Is Your Fitness Ruining Your Smile?
What is it an active person’s daily routine and lifestyle that leaves them at higher risk of erosion and decay? The following outlines the four common contributors to decay and erosion amongst athletes and how they can be prevented or reduced.
1 Sports and energy drinks
Many athletes prefer to rehydrate by drinking sports drinks or refuel with energy drinks. Although the electrolytes found in these beverages can help your body refuel and stay hydrated during a workout, they can take a major toll on your teeth. A study published in the clinical journal of the Academy of General Dentistry found there is so much acid in sports drinks that damage occurs after only five days of consistent consumption.
The alternative: Although electrolyte replacement is necessary during and after a workout, most commercial sports drinks contain many additives that your body doesn’t need. The best alternative is drinking water for rehydration, and if you want to add some flavor or extra electrolyte benefit add a splash of citrus. Natural coconut water with no additives is another extremely healthy choice. Not only is it great for hydrating, it also has anti-inflammatory properties and helps balance glucose and insulin levels.
2 Protein drinks and snacks
The craze of consuming your body weight in protein for muscle growth and recovery has led to many athletes and gym goers to snacking on and drinking protein throughout the day. These are often consumed slowly throughout the day, which is effectively as bad as a sugary snack for your teeth. Consistent sugar consumption leads to dental decay and prevents our saliva from defending the teeth and gums as it normally would.
The alternative: Try to choose a protein shake or snack with no added sugar (less than 5g) and consume no more than one per day between meals.
3 Five or more meals per day
Many athletes consume smaller and more regular meals throughout the day, as opposed to the traditional three of breakfast, lunch, and dinner. While there may be a health benefit, it does result in a more acidic environment for the mouth. Our saliva is the natural protective barrier against acids with a buffering effect against low PH foods and drinks. However, if the teeth are exposed to more than five acidic attacks per day, there is a high risk of both dental erosion and dental decay.

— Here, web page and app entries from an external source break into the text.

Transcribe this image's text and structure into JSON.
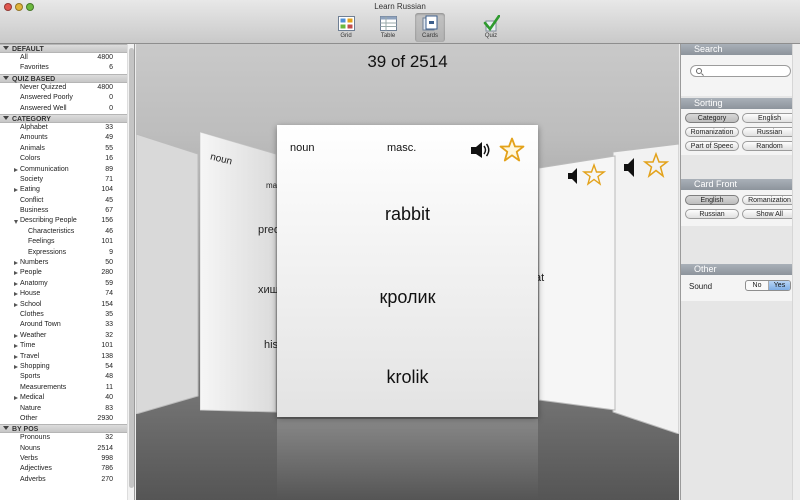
{
  "window": {
    "title": "Learn Russian"
  },
  "toolbar": {
    "items": [
      {
        "label": "Grid",
        "icon": "grid-icon"
      },
      {
        "label": "Table",
        "icon": "table-icon"
      },
      {
        "label": "Cards",
        "icon": "cards-icon",
        "selected": true
      },
      {
        "label": "Quiz",
        "icon": "checkmark-icon"
      }
    ]
  },
  "sidebar": {
    "sections": [
      {
        "title": "DEFAULT",
        "rows": [
          {
            "label": "All",
            "count": "4800"
          },
          {
            "label": "Favorites",
            "count": "6"
          }
        ]
      },
      {
        "title": "QUIZ BASED",
        "rows": [
          {
            "label": "Never Quizzed",
            "count": "4800"
          },
          {
            "label": "Answered Poorly",
            "count": "0"
          },
          {
            "label": "Answered Well",
            "count": "0"
          }
        ]
      },
      {
        "title": "CATEGORY",
        "rows": [
          {
            "label": "Alphabet",
            "count": "33"
          },
          {
            "label": "Amounts",
            "count": "49"
          },
          {
            "label": "Animals",
            "count": "55"
          },
          {
            "label": "Colors",
            "count": "16"
          },
          {
            "label": "Communication",
            "count": "89"
          },
          {
            "label": "Society",
            "count": "71"
          },
          {
            "label": "Eating",
            "count": "104"
          },
          {
            "label": "Conflict",
            "count": "45"
          },
          {
            "label": "Business",
            "count": "67"
          },
          {
            "label": "Describing People",
            "count": "156"
          },
          {
            "label": "Characteristics",
            "count": "46"
          },
          {
            "label": "Feelings",
            "count": "101"
          },
          {
            "label": "Expressions",
            "count": "9"
          },
          {
            "label": "Numbers",
            "count": "50"
          },
          {
            "label": "People",
            "count": "280"
          },
          {
            "label": "Anatomy",
            "count": "59"
          },
          {
            "label": "House",
            "count": "74"
          },
          {
            "label": "School",
            "count": "154"
          },
          {
            "label": "Clothes",
            "count": "35"
          },
          {
            "label": "Around Town",
            "count": "33"
          },
          {
            "label": "Weather",
            "count": "32"
          },
          {
            "label": "Time",
            "count": "101"
          },
          {
            "label": "Travel",
            "count": "138"
          },
          {
            "label": "Shopping",
            "count": "54"
          },
          {
            "label": "Sports",
            "count": "48"
          },
          {
            "label": "Measurements",
            "count": "11"
          },
          {
            "label": "Medical",
            "count": "40"
          },
          {
            "label": "Nature",
            "count": "83"
          },
          {
            "label": "Other",
            "count": "2930"
          }
        ]
      },
      {
        "title": "BY POS",
        "rows": [
          {
            "label": "Pronouns",
            "count": "32"
          },
          {
            "label": "Nouns",
            "count": "2514"
          },
          {
            "label": "Verbs",
            "count": "998"
          },
          {
            "label": "Adjectives",
            "count": "786"
          },
          {
            "label": "Adverbs",
            "count": "270"
          }
        ]
      }
    ]
  },
  "main": {
    "counter": "39 of 2514",
    "card": {
      "part_of_speech": "noun",
      "gender": "masc.",
      "english": "rabbit",
      "russian": "кролик",
      "romanization": "krolik"
    },
    "side_cards": {
      "left_back": "",
      "left_front_pos": "noun",
      "left_front_gender": "ma",
      "left_front_english": "pred",
      "left_front_russian": "хищ",
      "left_front_roman": "his",
      "right_front_english": "at"
    }
  },
  "panel": {
    "search": {
      "title": "Search",
      "placeholder": ""
    },
    "sorting": {
      "title": "Sorting",
      "options": [
        "Category",
        "English",
        "Romanization",
        "Russian",
        "Part of Speec",
        "Random"
      ],
      "selected": "Category"
    },
    "card_front": {
      "title": "Card Front",
      "options": [
        "English",
        "Romanization",
        "Russian",
        "Show All"
      ],
      "selected": "English"
    },
    "other": {
      "title": "Other",
      "sound_label": "Sound",
      "no_label": "No",
      "yes_label": "Yes",
      "sound_value": "Yes"
    }
  },
  "colors": {
    "star": "#e3a21a",
    "panel_header": "#9aa1a9",
    "selected_segment": "#8fb8ea"
  }
}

The alternative: If you have a routine involving small frequent meals and snacking, try to use something to help buffer the acidic environment in your mouth. Try to reduce the frequency of sweet or acidic food consumed (like fruit) and introduce savory options like rice cakes or neutralizing foods like dairy. Sugar free chewing gum is a great way to stimulate saliva flow and help protect your teeth between meals.
4 Mouth Breathing
During intense exercise, people tend to breathe heavily with an open mouth. Mouth breathing dries out your mouth, reduces saliva flow, and creates an environment for bacteria to thrive. Adding corrosive sports drinks to the mix only makes things worse for an athlete’s teeth.
The alternative: As well as preventing the problems associated with mouth breathing, nose breathing has other physiological benefits. Your nasal and sinus membranes produce nitric oxide when you breathe through your nose, which significantly increases your lungs’ oxygen absorption capacity and helps lower blood pressure.
(Credit: Dr. Andrew Culbard, cosmetic dentist, Dr. Roze and Associates Dental Clinic)